on the Science of HIV in the Context of Criminal Law
Concerned that prosecutions are not always guided by the best available scientific and medical evidence, 20 of the world’s leading HIV scientists developed an Expert Consensus Statement to address use of HIV science within the criminal justice system.
The Statement was written to assist scientific experts considering individual criminal cases, and to encourage governments and those working in the criminal justice system to make all efforts to ensure a correct and complete understanding of current scientific knowledge informs any application of the criminal law in cases related to HIV.
The Statement provides expert opinion regarding individual HIV transmission dynamics (i.e., the ‘possibility’ of transmission), long-term impact of chronic HIV infection (i.e., the ‘harm’ of HIV), and the application of phylogenetic analysis (i.e., whether or not this can be used as definitive ‘proof’ of who infected whom). A detailed analysis of scientific and medical research data on HIV transmission, treatment effectiveness and forensic evidence was performed and described specifically so that it may be better understood in criminal law contexts.
The Statement focuses on the possibility of HIV transmission during specific acts that are commonly considered in prosecutions (namely sexual activities, biting or spitting) based on assessments on an individual-level, as is applicable in criminal justice settings. The possibility of HIV transmission during a single, specific act was positioned along a continuum of risk, noting that this possibility varies according to a range of intersecting factors, including viral load, condom use, and other safer sex practices. Current evidence suggests the possibility of HIV transmission during a single episode of sex, biting or spitting ranges from no possibility to low possibility.

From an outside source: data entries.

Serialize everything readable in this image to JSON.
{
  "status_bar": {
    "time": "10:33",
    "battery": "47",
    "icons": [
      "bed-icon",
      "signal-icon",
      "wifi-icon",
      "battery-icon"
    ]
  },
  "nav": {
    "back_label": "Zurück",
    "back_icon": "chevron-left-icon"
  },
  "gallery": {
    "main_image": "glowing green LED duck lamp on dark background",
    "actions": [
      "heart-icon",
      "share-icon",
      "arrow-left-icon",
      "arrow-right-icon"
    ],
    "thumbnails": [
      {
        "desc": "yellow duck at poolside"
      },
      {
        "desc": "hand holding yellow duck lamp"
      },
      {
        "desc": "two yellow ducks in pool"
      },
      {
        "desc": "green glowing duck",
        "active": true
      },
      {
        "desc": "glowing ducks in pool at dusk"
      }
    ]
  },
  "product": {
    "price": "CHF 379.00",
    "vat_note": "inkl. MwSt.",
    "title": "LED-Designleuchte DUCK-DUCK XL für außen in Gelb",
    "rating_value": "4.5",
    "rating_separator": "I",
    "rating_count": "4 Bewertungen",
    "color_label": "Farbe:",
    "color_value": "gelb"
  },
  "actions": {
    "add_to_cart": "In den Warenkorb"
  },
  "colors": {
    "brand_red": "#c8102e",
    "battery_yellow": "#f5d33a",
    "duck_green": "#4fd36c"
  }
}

Some of expert opinions contained in the Statement include the following:
- The possibility of HIV transmission during a single act of vaginal or anal sex ranges from low to none (see below for important factors affecting the possibility of transmission).
- The possibility of HIV transmission during a single act of oral sex ranges from negligible (in very unusual and extreme circumstances) to none (see below for important factors affecting the possibility of transmission).
- There is no possibility of HIV transmission during a single act of vaginal, anal or oral sex where an intact condom has been used correctly.
- There is no possibility of HIV transmission during a single act of vaginal, anal or oral sex when the HIV-positive partner has an undetectable viral load.
- The possibility of HIV transmission during a single act of vaginal or anal sex when the HIV-positive partner has a low viral load ranges from negligible to none.
- There is no possibility of HIV transmission through saliva, even when it contains small quantities of blood.
- The possibility of HIV transmission from biting ranges from negligible (in very unusual and extreme circumstances) to none.
- Modern antiretroviral therapies have improved the life expectancy of most people living with HIV who have regular access to them, to the point that their life expectancy is similar to that of HIV-negative people, thereby transforming HIV infection into a chronic manageable health condition.
- Phylogenetic analysis can be compatible with, but cannot conclusively prove, the claim that a defendant has infected a complainant with HIV. Importantly, phylogenetic results can exonerate a defendant when the results rule out the defendant as the source of a complainant’s HIV infection.
The Expert Consensus Statement has been endorsed by more than 70 leading scientists from 46 countries as well as by the International AIDS Society (IAS), the International Association of Providers of AIDS Care (IAPAC) and the Joint United Nations Programme on HIV/AIDS (UNAIDS) was originally published on 25 July 2018 in the Journal of the International AIDS Society (JIAS), a peer-reviewed scientific journal.
Read and download the full text of the Expert Consensus Statement from the JIAS website at: https://onlinelibrary.wiley.com/doi/abs/10.1002/jia2.25161
Download the list of endorsers here
To find out more about how and why the Statement was developed, see these Frequently Asked Questions.